Dataset items
^^^^
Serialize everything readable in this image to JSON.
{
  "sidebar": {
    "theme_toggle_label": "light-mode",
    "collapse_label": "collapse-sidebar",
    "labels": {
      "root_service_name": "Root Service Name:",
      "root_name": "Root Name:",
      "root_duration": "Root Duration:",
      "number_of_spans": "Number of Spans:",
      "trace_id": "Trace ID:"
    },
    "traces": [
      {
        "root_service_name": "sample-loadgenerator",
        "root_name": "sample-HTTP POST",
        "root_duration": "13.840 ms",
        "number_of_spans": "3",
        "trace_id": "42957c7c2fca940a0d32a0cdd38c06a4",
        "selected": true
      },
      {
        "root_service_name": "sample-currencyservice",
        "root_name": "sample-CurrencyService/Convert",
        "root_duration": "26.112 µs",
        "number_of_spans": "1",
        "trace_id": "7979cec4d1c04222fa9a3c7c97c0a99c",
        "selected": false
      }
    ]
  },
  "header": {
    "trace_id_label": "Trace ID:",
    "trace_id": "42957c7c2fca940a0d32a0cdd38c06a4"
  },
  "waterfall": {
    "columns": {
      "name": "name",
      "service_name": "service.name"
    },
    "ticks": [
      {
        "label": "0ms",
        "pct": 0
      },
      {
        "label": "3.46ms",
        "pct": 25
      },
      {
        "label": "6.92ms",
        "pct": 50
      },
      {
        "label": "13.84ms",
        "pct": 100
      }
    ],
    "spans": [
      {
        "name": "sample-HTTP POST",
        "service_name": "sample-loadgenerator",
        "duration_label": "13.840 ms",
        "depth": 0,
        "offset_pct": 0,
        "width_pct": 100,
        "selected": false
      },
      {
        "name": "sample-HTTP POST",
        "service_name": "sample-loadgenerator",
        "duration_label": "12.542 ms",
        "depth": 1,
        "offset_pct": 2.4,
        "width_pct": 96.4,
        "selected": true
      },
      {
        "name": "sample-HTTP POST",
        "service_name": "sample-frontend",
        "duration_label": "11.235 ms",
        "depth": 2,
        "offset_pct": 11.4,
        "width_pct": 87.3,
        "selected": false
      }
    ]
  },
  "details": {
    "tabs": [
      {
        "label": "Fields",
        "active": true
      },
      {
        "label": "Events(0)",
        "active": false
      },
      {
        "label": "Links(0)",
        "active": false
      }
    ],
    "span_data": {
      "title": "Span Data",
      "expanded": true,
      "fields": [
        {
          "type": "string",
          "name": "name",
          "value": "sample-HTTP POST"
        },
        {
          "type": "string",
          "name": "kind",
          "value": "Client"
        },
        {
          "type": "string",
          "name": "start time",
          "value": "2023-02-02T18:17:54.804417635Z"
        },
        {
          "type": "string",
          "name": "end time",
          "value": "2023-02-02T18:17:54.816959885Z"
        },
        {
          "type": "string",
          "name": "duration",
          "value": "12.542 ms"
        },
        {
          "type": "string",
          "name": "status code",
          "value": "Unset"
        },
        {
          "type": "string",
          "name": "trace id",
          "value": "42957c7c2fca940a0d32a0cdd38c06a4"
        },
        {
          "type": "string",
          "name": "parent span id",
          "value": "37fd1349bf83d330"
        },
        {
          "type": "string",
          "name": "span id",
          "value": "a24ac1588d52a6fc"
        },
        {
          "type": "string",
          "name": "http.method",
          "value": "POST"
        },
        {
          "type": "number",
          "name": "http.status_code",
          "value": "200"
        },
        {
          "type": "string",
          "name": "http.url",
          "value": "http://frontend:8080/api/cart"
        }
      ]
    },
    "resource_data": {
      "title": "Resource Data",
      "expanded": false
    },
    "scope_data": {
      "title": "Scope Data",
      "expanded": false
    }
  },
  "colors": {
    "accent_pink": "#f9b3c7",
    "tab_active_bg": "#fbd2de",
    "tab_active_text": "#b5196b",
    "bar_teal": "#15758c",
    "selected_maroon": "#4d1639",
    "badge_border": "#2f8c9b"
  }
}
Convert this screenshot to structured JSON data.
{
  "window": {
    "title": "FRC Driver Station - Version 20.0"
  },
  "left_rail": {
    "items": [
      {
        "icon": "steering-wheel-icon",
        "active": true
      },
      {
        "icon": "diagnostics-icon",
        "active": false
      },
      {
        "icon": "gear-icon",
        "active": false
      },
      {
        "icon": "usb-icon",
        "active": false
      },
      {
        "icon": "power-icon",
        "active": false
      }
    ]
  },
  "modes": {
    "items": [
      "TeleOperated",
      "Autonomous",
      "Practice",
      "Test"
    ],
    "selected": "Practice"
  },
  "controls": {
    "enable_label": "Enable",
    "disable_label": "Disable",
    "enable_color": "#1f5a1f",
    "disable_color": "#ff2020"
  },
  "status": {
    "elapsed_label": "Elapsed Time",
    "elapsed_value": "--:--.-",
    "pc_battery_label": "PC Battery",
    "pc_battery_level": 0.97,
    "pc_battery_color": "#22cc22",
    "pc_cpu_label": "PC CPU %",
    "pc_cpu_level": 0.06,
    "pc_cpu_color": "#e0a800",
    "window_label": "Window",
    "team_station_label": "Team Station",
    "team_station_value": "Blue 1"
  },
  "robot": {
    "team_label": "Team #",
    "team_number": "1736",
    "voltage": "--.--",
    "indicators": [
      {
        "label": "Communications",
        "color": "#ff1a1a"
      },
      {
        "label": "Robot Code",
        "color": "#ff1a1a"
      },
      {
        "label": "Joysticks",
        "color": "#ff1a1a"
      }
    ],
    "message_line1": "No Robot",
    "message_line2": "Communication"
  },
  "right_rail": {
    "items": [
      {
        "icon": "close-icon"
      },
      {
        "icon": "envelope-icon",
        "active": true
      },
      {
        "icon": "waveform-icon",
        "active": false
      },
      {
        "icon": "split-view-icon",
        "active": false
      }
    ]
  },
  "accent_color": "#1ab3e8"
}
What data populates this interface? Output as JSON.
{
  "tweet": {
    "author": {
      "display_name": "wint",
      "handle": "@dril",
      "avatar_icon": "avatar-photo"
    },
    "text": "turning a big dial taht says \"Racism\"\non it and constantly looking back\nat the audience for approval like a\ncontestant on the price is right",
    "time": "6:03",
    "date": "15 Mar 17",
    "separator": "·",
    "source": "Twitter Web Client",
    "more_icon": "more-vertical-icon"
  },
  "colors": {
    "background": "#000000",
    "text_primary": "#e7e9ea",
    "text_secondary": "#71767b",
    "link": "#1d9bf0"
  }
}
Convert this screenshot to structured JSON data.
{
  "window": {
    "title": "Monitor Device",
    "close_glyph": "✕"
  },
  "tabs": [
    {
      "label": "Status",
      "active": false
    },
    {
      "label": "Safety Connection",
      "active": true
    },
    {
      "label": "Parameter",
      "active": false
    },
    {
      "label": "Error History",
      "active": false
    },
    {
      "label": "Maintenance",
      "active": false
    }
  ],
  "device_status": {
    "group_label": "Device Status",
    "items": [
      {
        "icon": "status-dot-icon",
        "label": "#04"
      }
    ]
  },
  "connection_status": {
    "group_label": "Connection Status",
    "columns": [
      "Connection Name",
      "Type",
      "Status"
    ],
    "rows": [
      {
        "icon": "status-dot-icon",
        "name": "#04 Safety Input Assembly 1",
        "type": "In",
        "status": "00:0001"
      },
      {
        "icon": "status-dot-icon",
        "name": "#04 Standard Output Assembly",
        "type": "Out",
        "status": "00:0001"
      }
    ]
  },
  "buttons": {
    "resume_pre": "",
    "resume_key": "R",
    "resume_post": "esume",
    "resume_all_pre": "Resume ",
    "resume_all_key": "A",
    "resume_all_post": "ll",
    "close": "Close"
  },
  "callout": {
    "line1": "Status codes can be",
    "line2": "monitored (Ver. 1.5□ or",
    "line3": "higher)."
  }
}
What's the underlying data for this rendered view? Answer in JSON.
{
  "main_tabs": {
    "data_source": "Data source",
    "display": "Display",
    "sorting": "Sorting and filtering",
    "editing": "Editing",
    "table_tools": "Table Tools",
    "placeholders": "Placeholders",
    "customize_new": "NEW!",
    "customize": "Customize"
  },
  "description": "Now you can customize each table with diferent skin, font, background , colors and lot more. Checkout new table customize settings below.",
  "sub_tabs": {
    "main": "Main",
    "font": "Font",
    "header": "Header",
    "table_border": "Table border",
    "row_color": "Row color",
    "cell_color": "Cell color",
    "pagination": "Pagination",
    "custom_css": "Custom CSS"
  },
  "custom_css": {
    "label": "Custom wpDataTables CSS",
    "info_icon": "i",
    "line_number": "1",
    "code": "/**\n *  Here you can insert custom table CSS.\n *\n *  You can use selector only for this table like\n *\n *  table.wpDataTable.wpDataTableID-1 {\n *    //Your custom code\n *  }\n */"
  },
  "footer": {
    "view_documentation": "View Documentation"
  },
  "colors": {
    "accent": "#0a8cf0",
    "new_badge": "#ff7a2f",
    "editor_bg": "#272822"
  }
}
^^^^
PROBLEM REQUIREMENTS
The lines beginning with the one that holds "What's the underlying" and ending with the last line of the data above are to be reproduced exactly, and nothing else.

EXERCISE SOLUTION
What's the underlying data for this rendered view? Answer in JSON.
{
  "main_tabs": {
    "data_source": "Data source",
    "display": "Display",
    "sorting": "Sorting and filtering",
    "editing": "Editing",
    "table_tools": "Table Tools",
    "placeholders": "Placeholders",
    "customize_new": "NEW!",
    "customize": "Customize"
  },
  "description": "Now you can customize each table with diferent skin, font, background , colors and lot more. Checkout new table customize settings below.",
  "sub_tabs": {
    "main": "Main",
    "font": "Font",
    "header": "Header",
    "table_border": "Table border",
    "row_color": "Row color",
    "cell_color": "Cell color",
    "pagination": "Pagination",
    "custom_css": "Custom CSS"
  },
  "custom_css": {
    "label": "Custom wpDataTables CSS",
    "info_icon": "i",
    "line_number": "1",
    "code": "/**\n *  Here you can insert custom table CSS.\n *\n *  You can use selector only for this table like\n *\n *  table.wpDataTable.wpDataTableID-1 {\n *    //Your custom code\n *  }\n */"
  },
  "footer": {
    "view_documentation": "View Documentation"
  },
  "colors": {
    "accent": "#0a8cf0",
    "new_badge": "#ff7a2f",
    "editor_bg": "#272822"
  }
}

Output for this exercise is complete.